The Miles from Here to Home
You wake to the dawn light as cold as winter. There’s frost on the ground, and there’s frost around the collar of the old tweed coat that keeps you from death some tough nights. The ground is aglitter. Sunrise promises sun, as pure and pale as mixed gold and snow. You breathe in the beauty at the same time you breathe in the ice.
Your feet are wrapped in rags, because the shoes gape with holes. And you catch a glimpse of yourself in the reflective surface of an office-complex window. For a little while you see what they see – failure writ large, ugliness on an epic scale; and not just your scars but your lank, greasy hair; a face smeared with dirt and scratches, and lined with all these hard years. Is this you? Yes, but how did it become you? Isn’t that what really matters?
You remember that it’s your birthday.
And you remember a time when you were all dressed in white and when you said ‘I do’ and you meant it with all your heart. And okay, he did too. And he was gorgeous, and bright like the sun, and always giving you things and telling you how beautiful you were, and if he could see you now and see what you’ve become and see the ugliness inside and out… You don’t know why he left, but you imagine sometimes that he looked into future and saw this image in all its horror and didn’t want to be married to it.
Chicken-Egg though? Chicken-Egg?
He always liked shiny things. After the accident, once you were no longer shiny...
You know about a bakery where the guy who works the mornings might give you a couple of stale croissants, or maybe the end of a loaf of bread, not quite big enough to make a whole loaf. He’s affable and awkward, trying too hard to convince you both that he sees you as something other than sad and slightly monstrous. But at least he does try. And at least the hard croissants fill that empty pain in your gut.
He’s not here today though. Instead there’s the young, white-haired guy. And he sees you and his face screws in unedited revulsion. “You move along,” he says, “you move along or I will call the cops.”
So you move along.
Later in the morning there are TVs all playing in a shop window. You stop to watch. And there are four American children – you can tell, you can see the difference – all walking up to a big old villa. And that villa, you’ve seen it before, not in reality, not that one, but another one. So much the same. You grew up in it. You were promising, you were going to make something out of your life. You were going to make them proud.

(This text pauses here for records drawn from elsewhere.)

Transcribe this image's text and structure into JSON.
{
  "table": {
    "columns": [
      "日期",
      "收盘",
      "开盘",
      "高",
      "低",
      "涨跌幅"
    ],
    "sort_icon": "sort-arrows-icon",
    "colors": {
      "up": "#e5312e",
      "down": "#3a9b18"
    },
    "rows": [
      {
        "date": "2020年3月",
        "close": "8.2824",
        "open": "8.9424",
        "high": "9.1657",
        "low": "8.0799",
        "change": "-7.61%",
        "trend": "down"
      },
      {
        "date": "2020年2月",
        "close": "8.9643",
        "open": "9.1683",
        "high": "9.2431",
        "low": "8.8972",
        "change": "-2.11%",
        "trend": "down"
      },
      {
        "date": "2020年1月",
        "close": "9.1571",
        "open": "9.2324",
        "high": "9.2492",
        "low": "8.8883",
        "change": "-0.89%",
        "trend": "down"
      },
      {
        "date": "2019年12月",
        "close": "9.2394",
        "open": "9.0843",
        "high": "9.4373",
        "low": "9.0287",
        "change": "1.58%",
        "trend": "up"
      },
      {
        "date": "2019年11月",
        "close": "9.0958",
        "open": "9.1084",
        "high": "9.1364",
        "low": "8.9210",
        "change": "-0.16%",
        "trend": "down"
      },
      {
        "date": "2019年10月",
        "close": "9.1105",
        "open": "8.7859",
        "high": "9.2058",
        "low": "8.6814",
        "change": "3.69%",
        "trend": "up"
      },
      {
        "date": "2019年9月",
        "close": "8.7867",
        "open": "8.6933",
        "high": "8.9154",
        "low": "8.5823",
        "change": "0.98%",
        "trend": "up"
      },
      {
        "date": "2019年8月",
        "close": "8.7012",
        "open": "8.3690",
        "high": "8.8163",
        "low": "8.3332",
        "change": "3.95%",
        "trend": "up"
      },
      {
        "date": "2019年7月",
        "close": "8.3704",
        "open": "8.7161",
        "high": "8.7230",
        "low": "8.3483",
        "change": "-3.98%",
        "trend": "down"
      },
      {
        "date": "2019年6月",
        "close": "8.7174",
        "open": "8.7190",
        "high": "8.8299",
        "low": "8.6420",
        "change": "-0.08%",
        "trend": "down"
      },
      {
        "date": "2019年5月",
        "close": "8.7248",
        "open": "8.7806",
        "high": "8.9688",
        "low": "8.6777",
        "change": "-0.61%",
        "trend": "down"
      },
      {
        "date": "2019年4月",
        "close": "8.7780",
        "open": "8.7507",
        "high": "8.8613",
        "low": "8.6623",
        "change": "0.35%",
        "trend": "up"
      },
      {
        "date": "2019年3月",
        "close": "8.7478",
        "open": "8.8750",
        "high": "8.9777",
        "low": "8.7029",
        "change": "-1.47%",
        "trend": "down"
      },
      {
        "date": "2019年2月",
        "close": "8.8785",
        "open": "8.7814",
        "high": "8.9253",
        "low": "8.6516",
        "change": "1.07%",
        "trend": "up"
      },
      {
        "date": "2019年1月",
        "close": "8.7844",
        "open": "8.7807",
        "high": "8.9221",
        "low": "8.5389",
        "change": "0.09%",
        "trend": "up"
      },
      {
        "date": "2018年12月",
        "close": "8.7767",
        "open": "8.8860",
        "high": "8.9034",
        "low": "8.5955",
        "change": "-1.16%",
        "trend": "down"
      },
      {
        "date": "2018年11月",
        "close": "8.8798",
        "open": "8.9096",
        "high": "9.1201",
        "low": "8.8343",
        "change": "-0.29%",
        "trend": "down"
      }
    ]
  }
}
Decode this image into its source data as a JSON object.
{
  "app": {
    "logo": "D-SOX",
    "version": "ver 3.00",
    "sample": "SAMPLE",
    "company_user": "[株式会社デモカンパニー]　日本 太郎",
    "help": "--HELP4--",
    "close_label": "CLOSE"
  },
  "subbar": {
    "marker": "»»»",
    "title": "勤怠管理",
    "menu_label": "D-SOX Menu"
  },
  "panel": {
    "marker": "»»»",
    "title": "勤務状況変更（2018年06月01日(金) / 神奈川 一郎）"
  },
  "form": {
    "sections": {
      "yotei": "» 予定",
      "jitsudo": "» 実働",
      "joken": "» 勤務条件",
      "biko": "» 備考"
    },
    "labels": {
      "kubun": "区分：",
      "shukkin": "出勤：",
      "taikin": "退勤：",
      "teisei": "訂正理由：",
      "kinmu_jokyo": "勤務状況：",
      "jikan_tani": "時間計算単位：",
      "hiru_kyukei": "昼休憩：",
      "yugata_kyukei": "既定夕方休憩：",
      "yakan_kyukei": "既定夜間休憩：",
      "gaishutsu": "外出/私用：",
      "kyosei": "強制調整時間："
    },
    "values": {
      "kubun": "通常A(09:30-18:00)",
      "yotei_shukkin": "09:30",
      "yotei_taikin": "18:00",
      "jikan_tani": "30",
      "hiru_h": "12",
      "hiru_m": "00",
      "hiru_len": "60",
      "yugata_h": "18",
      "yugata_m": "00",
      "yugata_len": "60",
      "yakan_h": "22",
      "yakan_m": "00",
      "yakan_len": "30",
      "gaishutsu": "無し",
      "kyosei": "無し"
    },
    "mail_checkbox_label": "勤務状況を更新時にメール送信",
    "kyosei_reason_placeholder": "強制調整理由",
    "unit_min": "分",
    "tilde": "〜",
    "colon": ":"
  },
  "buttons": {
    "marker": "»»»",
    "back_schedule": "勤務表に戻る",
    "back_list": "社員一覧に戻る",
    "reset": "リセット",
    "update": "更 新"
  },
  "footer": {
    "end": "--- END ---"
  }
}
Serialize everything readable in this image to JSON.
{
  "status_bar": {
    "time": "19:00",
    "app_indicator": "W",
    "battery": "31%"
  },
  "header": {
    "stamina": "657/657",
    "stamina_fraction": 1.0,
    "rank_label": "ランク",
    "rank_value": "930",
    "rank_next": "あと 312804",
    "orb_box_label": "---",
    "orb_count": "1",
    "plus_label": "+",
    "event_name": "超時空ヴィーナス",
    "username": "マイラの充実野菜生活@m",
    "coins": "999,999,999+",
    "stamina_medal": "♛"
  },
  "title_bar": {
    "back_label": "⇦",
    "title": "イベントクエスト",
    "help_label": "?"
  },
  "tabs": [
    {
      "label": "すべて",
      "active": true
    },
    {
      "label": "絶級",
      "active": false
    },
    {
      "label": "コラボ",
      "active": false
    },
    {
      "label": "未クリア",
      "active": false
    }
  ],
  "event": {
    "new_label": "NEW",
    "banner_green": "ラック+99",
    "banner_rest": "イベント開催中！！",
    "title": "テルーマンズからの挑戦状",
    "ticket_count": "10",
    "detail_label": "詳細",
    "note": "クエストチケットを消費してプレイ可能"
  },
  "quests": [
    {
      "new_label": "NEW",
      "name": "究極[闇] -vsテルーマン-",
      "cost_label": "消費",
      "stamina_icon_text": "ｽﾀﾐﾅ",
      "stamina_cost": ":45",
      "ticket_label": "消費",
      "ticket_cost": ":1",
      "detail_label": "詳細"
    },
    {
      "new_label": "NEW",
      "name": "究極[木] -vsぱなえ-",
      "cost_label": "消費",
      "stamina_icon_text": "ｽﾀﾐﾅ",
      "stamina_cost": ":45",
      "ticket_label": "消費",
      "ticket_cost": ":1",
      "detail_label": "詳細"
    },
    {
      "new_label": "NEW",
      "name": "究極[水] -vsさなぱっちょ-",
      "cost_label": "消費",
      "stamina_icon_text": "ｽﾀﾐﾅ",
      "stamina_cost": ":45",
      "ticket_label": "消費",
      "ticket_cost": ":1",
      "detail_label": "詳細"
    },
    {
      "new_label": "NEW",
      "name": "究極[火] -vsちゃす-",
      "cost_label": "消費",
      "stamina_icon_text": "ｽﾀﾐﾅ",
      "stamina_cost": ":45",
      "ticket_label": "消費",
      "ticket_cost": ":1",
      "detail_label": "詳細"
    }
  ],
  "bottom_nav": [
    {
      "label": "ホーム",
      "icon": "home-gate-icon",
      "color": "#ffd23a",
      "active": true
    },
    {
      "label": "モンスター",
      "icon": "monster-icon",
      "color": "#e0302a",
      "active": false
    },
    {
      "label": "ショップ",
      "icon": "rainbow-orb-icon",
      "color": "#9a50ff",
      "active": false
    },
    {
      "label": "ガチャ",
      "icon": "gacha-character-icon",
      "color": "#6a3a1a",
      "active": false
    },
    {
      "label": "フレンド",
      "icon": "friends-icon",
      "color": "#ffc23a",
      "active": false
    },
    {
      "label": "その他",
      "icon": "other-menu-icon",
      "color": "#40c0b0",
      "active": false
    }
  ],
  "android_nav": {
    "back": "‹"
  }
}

You wonder if they tell people you’re dead.
Through the door, four teenagers, into a kitchen that’s so reminiscent, into a kitchen where there’s pancakes being made, and maple syrup being swirled on them, and bananas, and a sauce that might be made of cherries. At home your mum would have been swooping a cheery pie out of the oven, and the radio would be playing too loud, and there’d be all of you talking at once. Heaven should be something like that.
At the shelter you can take a shower. A big line of showers, with no personal privacy, and the water is lukewarm sometimes, a bit less than that at other times. And you keep your bag of remaining possessions always within reach, even as the soap flows down, and you see the ravages of time and circumstance up close and confronting. Did you do this to yourself? You can’t even remember. You can’t even remember why you’re like this now.
You put on the new clothes you picked up at the op-shop where they looked at you like you shouldn’t be in there. You don’t know if you can brush all that mess out of your hair, so you just hack most of it out of the way with scissors. You count the money you’ve hollowed yourself out for – sitting quietly in a corner, eyes down, whispering ‘change, please’ to strangers as they walked past. This is enough. You think: this is just enough.
Lunch is scrambled eggs on old toast. You eat as much as you can. You wonder if they’ll notice if you go back for more. Please, sir…
You don’t know if they’ll welcome you with open arms. You don’t know if they’ll slam the door in your face. Where you’ll keep going to if the do. But you know this: you’re young enough to start again, you’re young enough to give life a second chance, to let it give you one. You know: Enough! This is no way to live, and if you let it, it’ll become no way to die.
So you wait at the bus stop. You sit in the highbacked seat and watch the road go by, and the city slide out of view. You watch the grass snap by, and the sheep graze in the fields. At the bus stop you wrap your new scarf around your neck, try to tidy your hair. And you walk those three blocks to where the villa is waiting, where you think it’ll be the way you remember it.
Picture credit/discredit: author's own work